#### Exercise objective:
When a line of the records contains "true", copy it.

#### Data for analysis:
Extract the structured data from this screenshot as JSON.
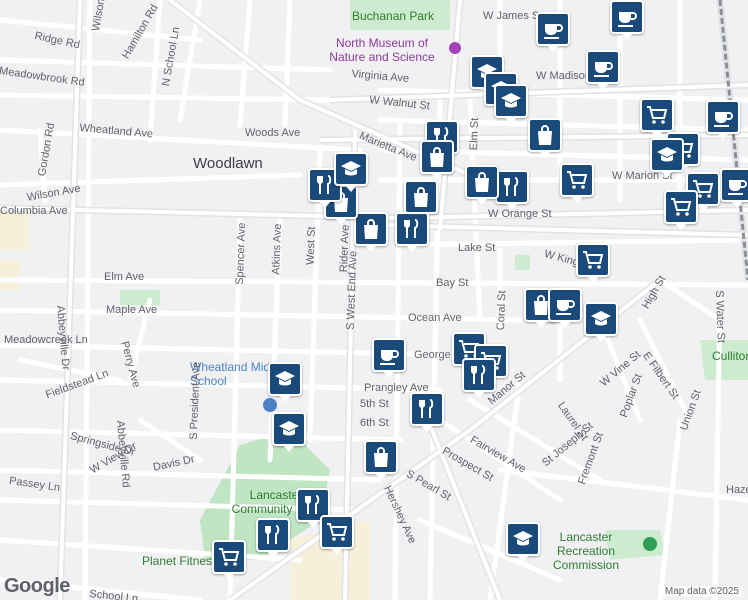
{
  "map": {
    "attribution": "Map data ©2025",
    "logo": "Google",
    "labels": {
      "woodlawn": "Woodlawn",
      "buchanan_park": "Buchanan Park",
      "north_museum": "North Museum of Nature and Science",
      "wheatland_ms": "Wheatland Middle School",
      "lancaster_park": "Lancaster Community Park",
      "planet_fitness": "Planet Fitness",
      "recreation": "Lancaster Recreation Commission",
      "culliton": "Culliton Park"
    },
    "streets": {
      "w_james": "W James St",
      "ridge_rd": "Ridge Rd",
      "meadowbrook": "Meadowbrook Rd",
      "hamilton": "Hamilton Rd",
      "n_school": "N School Ln",
      "wilson": "Wilson Dr",
      "virginia": "Virginia Ave",
      "w_walnut": "W Walnut St",
      "w_madison": "W Madison St",
      "wheatland_ave": "Wheatland Ave",
      "woods": "Woods Ave",
      "marietta": "Marietta Ave",
      "elm_st": "Elm St",
      "w_marion": "W Marion St",
      "gordon": "Gordon Rd",
      "wilson_ave": "Wilson Ave",
      "columbia": "Columbia Ave",
      "w_orange": "W Orange St",
      "lake": "Lake St",
      "w_king": "W King St",
      "elm_ave": "Elm Ave",
      "bay": "Bay St",
      "maple": "Maple Ave",
      "ocean": "Ocean Ave",
      "meadowcreek": "Meadowcreek Ln",
      "george": "George St",
      "fieldstead": "Fieldstead Ln",
      "prangley": "Prangley Ave",
      "fifth": "5th St",
      "sixth": "6th St",
      "springside": "Springside Dr",
      "davis": "Davis Dr",
      "w_view": "W View Dr",
      "passey": "Passey Ln",
      "abbeyville_dr": "Abbeyville Dr",
      "abbeyville_rd": "Abbeyville Rd",
      "perry": "Perry Ave",
      "spencer": "Spencer Ave",
      "atkins": "Atkins Ave",
      "west_st": "West St",
      "rider": "Rider Ave",
      "s_west_end": "S West End Ave",
      "coral": "Coral St",
      "manor": "Manor St",
      "laurel": "Laurel St",
      "w_vine": "W Vine St",
      "e_filbert": "E Filbert St",
      "high": "High St",
      "poplar": "Poplar St",
      "union": "Union St",
      "fremont": "Fremont St",
      "st_joseph": "St Joseph St",
      "fairview": "Fairview Ave",
      "prospect": "Prospect St",
      "s_pearl": "S Pearl St",
      "hershey": "Hershey Ave",
      "s_water": "S Water St",
      "school_ln": "School Ln",
      "hazel": "Haze",
      "s_president": "S President Ave"
    },
    "colors": {
      "coffee_pin": "#0d4f82",
      "school_pin": "#0d4f82",
      "shop_pin": "#0d4f82",
      "food_pin": "#0d4f82",
      "park": "#c8e6c9"
    }
  }
}
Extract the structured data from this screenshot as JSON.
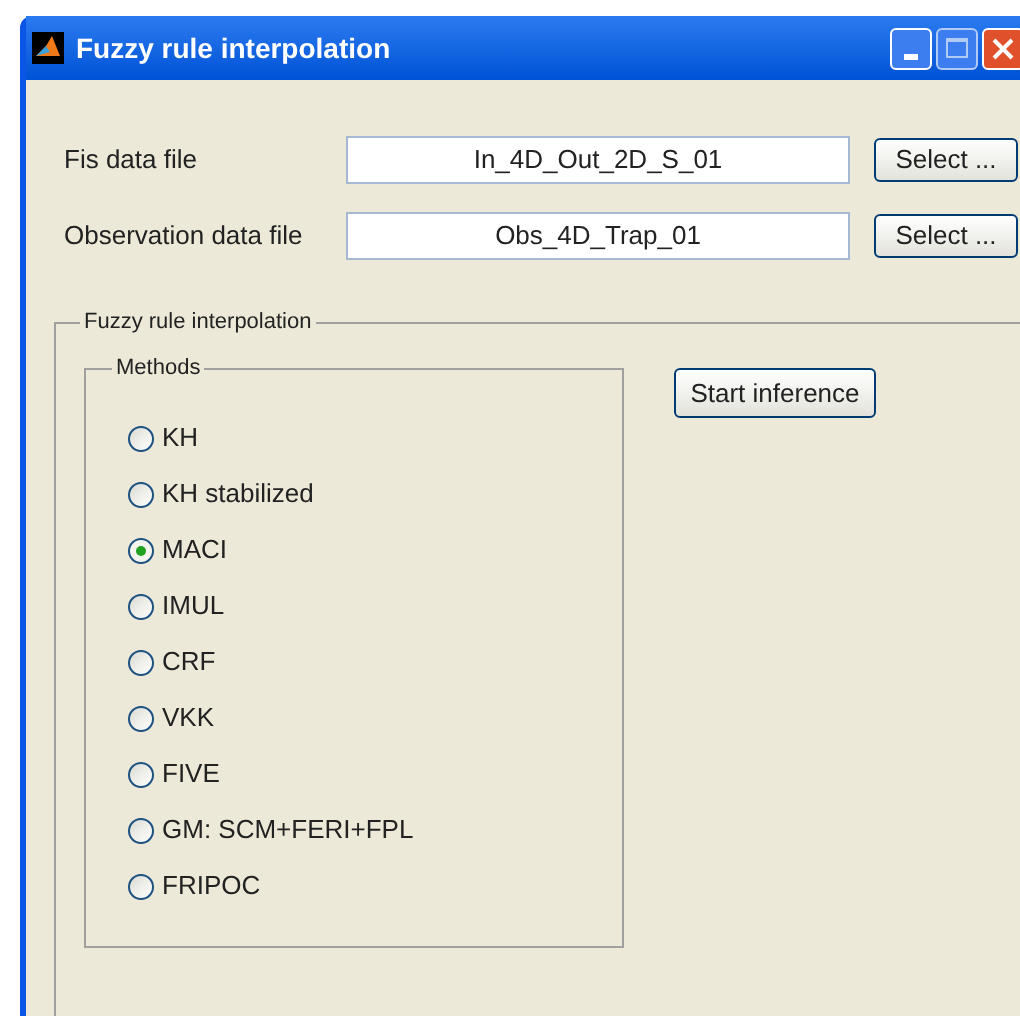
{
  "window": {
    "title": "Fuzzy rule interpolation"
  },
  "files": [
    {
      "label": "Fis data file",
      "value": "In_4D_Out_2D_S_01",
      "button": "Select ..."
    },
    {
      "label": "Observation data file",
      "value": "Obs_4D_Trap_01",
      "button": "Select ..."
    }
  ],
  "group": {
    "title": "Fuzzy rule interpolation",
    "methods_title": "Methods",
    "methods": [
      {
        "label": "KH",
        "selected": false
      },
      {
        "label": "KH stabilized",
        "selected": false
      },
      {
        "label": "MACI",
        "selected": true
      },
      {
        "label": "IMUL",
        "selected": false
      },
      {
        "label": "CRF",
        "selected": false
      },
      {
        "label": "VKK",
        "selected": false
      },
      {
        "label": "FIVE",
        "selected": false
      },
      {
        "label": "GM: SCM+FERI+FPL",
        "selected": false
      },
      {
        "label": "FRIPOC",
        "selected": false
      }
    ],
    "action": "Start inference"
  }
}
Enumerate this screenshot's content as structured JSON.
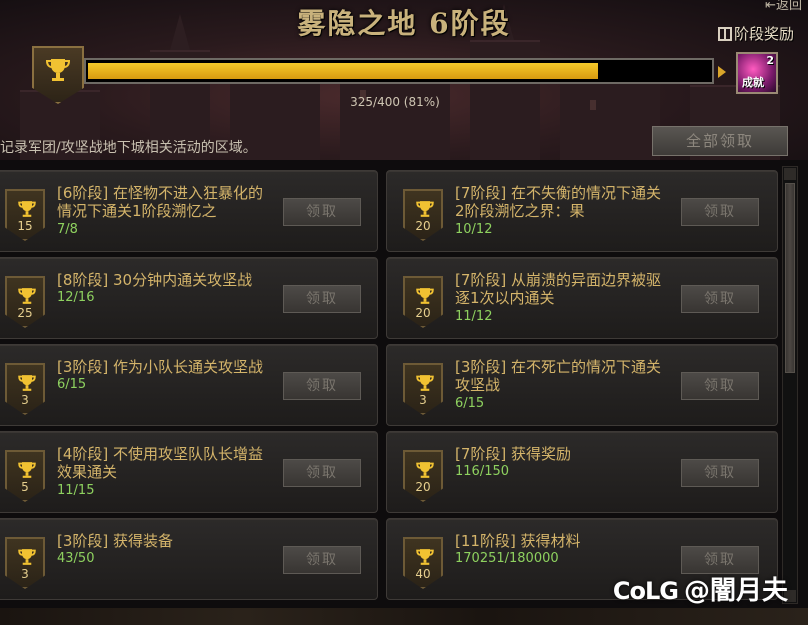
{
  "header": {
    "back_label": "返回",
    "title": "雾隐之地 6阶段",
    "stage_reward_label": "阶段奖励"
  },
  "progress": {
    "fraction": 0.81,
    "text": "325/400 (81%)",
    "reward_count": "2",
    "reward_label": "成就"
  },
  "description": "记录军团/攻坚战地下城相关活动的区域。",
  "claim_all_label": "全部领取",
  "items": [
    {
      "points": "15",
      "name": "[6阶段] 在怪物不进入狂暴化的情况下通关1阶段溯忆之",
      "progress": "7/8",
      "button": "领取"
    },
    {
      "points": "20",
      "name": "[7阶段] 在不失衡的情况下通关2阶段溯忆之界：果",
      "progress": "10/12",
      "button": "领取"
    },
    {
      "points": "25",
      "name": "[8阶段] 30分钟内通关攻坚战",
      "progress": "12/16",
      "button": "领取"
    },
    {
      "points": "20",
      "name": "[7阶段] 从崩溃的异面边界被驱逐1次以内通关",
      "progress": "11/12",
      "button": "领取"
    },
    {
      "points": "3",
      "name": "[3阶段] 作为小队长通关攻坚战",
      "progress": "6/15",
      "button": "领取"
    },
    {
      "points": "3",
      "name": "[3阶段] 在不死亡的情况下通关攻坚战",
      "progress": "6/15",
      "button": "领取"
    },
    {
      "points": "5",
      "name": "[4阶段] 不使用攻坚队队长增益效果通关",
      "progress": "11/15",
      "button": "领取"
    },
    {
      "points": "20",
      "name": "[7阶段] 获得奖励",
      "progress": "116/150",
      "button": "领取"
    },
    {
      "points": "3",
      "name": "[3阶段] 获得装备",
      "progress": "43/50",
      "button": "领取"
    },
    {
      "points": "40",
      "name": "[11阶段] 获得材料",
      "progress": "170251/180000",
      "button": "领取"
    }
  ],
  "watermark": {
    "brand": "CoLG",
    "handle": "@闇月夫"
  },
  "colors": {
    "gold": "#d4b46a",
    "progress_green": "#8ed15f",
    "bar_fill": "#f5c92a"
  }
}
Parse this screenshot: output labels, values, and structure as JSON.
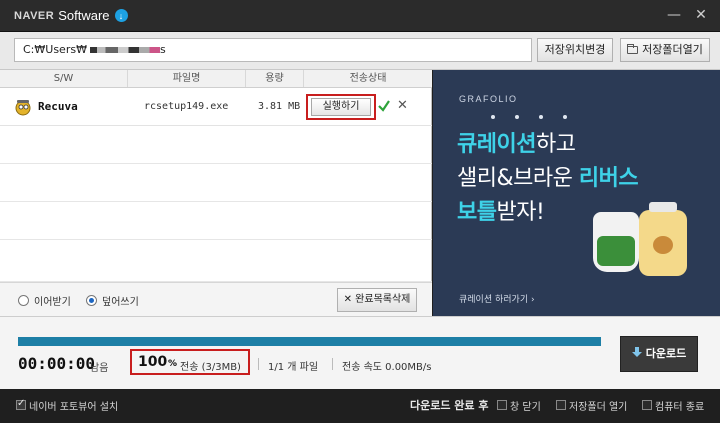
{
  "window": {
    "brand_naver": "NAVER",
    "brand_software": "Software",
    "minimize_symbol": "—",
    "close_symbol": "✕"
  },
  "path_bar": {
    "path_prefix": "C:₩Users₩",
    "path_suffix": "s",
    "change_location_label": "저장위치변경",
    "open_folder_label": "저장폴더열기"
  },
  "list": {
    "columns": [
      "S/W",
      "파일명",
      "용량",
      "전송상태"
    ],
    "rows": [
      {
        "app_name": "Recuva",
        "file_name": "rcsetup149.exe",
        "size": "3.81 MB",
        "action_label": "실행하기"
      }
    ],
    "footer": {
      "mode_resume": "이어받기",
      "mode_overwrite": "덮어쓰기",
      "clear_done_label": "완료목록삭제"
    }
  },
  "ad": {
    "brand": "GRAFOLIO",
    "line1_accent": "큐레이션",
    "line1_rest": "하고",
    "line2_rest": "샐리&브라운 ",
    "line2_accent": "리버스",
    "line3_accent": "보틀",
    "line3_rest": "받자!",
    "cta": "큐레이션 하러가기 ›"
  },
  "progress": {
    "percent_complete": 100,
    "time_remaining": "00:00:00",
    "remaining_label": "남음",
    "percent_value": "100",
    "percent_unit": "%",
    "transfer_detail": "전송 (3/3MB)",
    "files_count": "1/1 개 파일",
    "speed": "전송 속도 0.00MB/s",
    "download_label": "다운로드"
  },
  "bottom": {
    "install_photoviewer": "네이버 포토뷰어 설치",
    "after_download_label": "다운로드 완료 후",
    "close_window": "창 닫기",
    "open_folder": "저장폴더 열기",
    "shutdown": "컴퓨터 종료"
  },
  "colors": {
    "accent_blue": "#1d7fa6",
    "highlight_red": "#c81e1e",
    "ad_bg": "#2b3a55",
    "ad_accent": "#3ed2e8"
  }
}
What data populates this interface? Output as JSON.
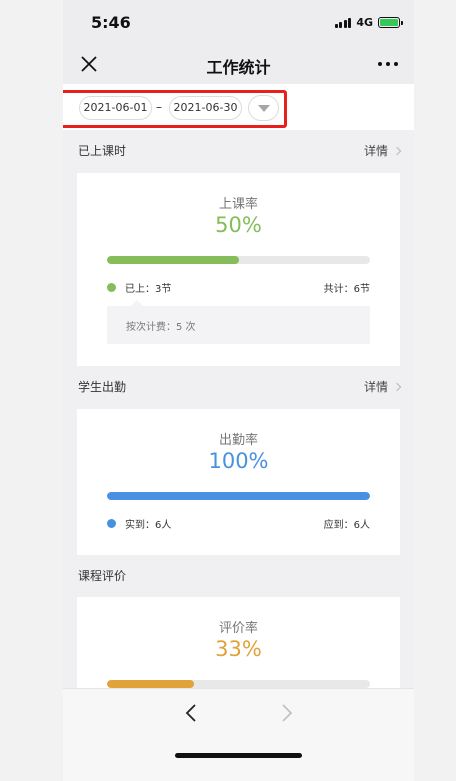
{
  "status_bar": {
    "time": "5:46",
    "network": "4G"
  },
  "nav": {
    "title": "工作统计",
    "close_icon": "close-icon",
    "more_icon": "more-icon"
  },
  "filter": {
    "start_date": "2021-06-01",
    "separator": "–",
    "end_date": "2021-06-30",
    "dropdown_icon": "triangle-down-icon"
  },
  "sections": [
    {
      "title": "已上课时",
      "detail": "详情",
      "card": {
        "label": "上课率",
        "value": "50%",
        "progress": 0.5,
        "color": "#84bd59",
        "left_stat": "已上：3节",
        "right_stat": "共计：6节",
        "note": "按次计费：5 次"
      }
    },
    {
      "title": "学生出勤",
      "detail": "详情",
      "card": {
        "label": "出勤率",
        "value": "100%",
        "progress": 1.0,
        "color": "#4a90e2",
        "left_stat": "实到：6人",
        "right_stat": "应到：6人"
      }
    },
    {
      "title": "课程评价",
      "card": {
        "label": "评价率",
        "value": "33%",
        "progress": 0.33,
        "color": "#e0a33a"
      }
    }
  ],
  "bottom": {
    "back_icon": "chevron-left-icon",
    "forward_icon": "chevron-right-icon"
  },
  "colors": {
    "highlight": "#e8201c",
    "background": "#f0f0f3"
  }
}
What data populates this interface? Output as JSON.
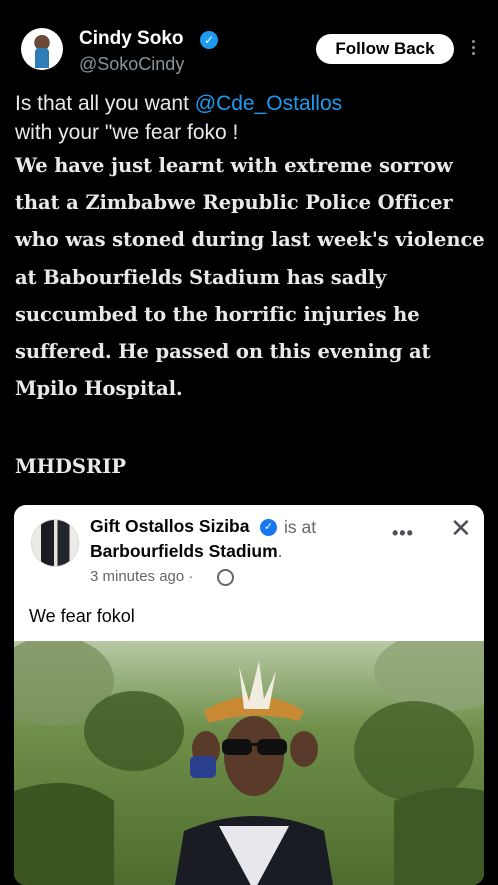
{
  "tweet": {
    "author": {
      "display_name": "Cindy Soko",
      "handle": "@SokoCindy",
      "verified": true
    },
    "follow_button_label": "Follow Back",
    "text_line1_prefix": "Is that all you want ",
    "mention": "@Cde_Ostallos",
    "text_line2": "with your \"we fear foko !",
    "quoted_message": "We have just learnt with extreme sorrow that a Zimbabwe Republic Police Officer who was stoned during last week's violence at Babourfields Stadium has sadly succumbed to the horrific injuries he suffered. He passed on this evening at Mpilo Hospital.",
    "signature": "MHDSRIP"
  },
  "facebook_post": {
    "author_name": "Gift Ostallos Siziba",
    "verified": true,
    "is_at_label": "is at",
    "location": "Barbourfields Stadium",
    "location_period": ".",
    "time": "3 minutes ago",
    "time_separator": "·",
    "post_text": "We fear fokol",
    "more_label": "•••",
    "close_label": "✕"
  },
  "colors": {
    "background": "#000000",
    "mention": "#1d9bf0",
    "verified_badge": "#1d9bf0",
    "fb_verified_badge": "#1877f2"
  },
  "icons": {
    "verified": "verified-badge-icon",
    "more": "vertical-ellipsis-icon",
    "globe": "globe-icon",
    "close": "close-icon"
  }
}
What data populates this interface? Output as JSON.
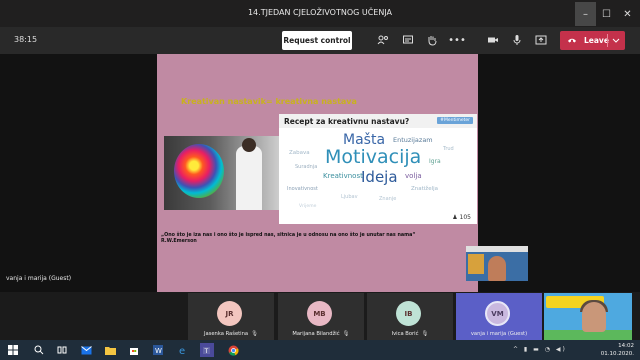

#### Response to this task:
        "selected": true
      "verified": true
    "verified": true,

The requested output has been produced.